Let’s consider this article on failed link building campaigns. The author explains 11 failures she has faced and how she overcame each of them. It’s an informative article helpful for any marketer looking to have high-quality websites link to a piece of content.
Once a reader makes it to the end, they realize that the author runs a content marketing and SEO agency. By publishing an amazing piece of content on Moz, she misses the traffic coming to her own website but extends her reach to brand marketers through Moz’s website traffic, email lists, and social profiles.
Thousands of members of her targeted audience are now familiar with her agency, and a domain with a powerful authority is now linking to her agency’s website.
Whether guest content is paid or free, it should always be useful to the audience that will consume it.
That’s exactly what Hotjar did with a sponsored post on the David Walsh Blog, which is popular among web developers. In the article, David Walsh walks readers through how he installed Hotjar on his website and the feedback it gave him. It doesn’t read as a promotional article at all (in fact, it even says that that product doesn’t try to do dozens of things).
By being useful and honest, the content comes across as trustworthy and valuable to Hotjar’s target audience of web developers. Plus, users are linked to a landing page reiterating the product’s features and benefits with an offer to sign up for a free trial.
Don’t be afraid to get creative
Demand generation covers every touchpoint that a contact has with your company. As a result, there are tons of creative demand generation examples that can be used to create a strategy that fits perfectly with your target audience and product.
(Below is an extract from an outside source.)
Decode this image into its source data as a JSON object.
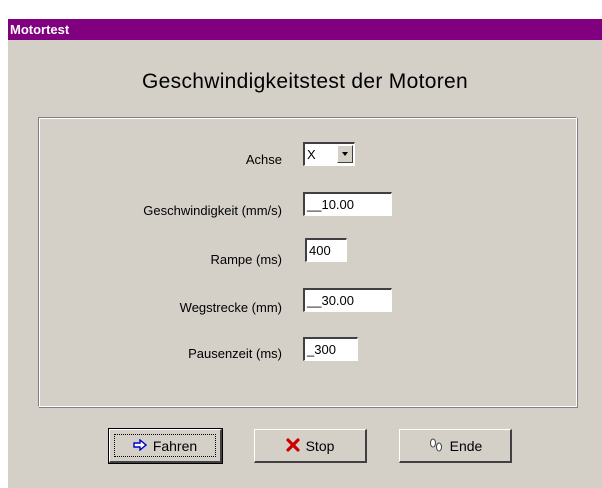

Once you discover which tactics give you the best customers and leads, you’ll be able to create a strategy that can be used over and over again to generate sustainable demand.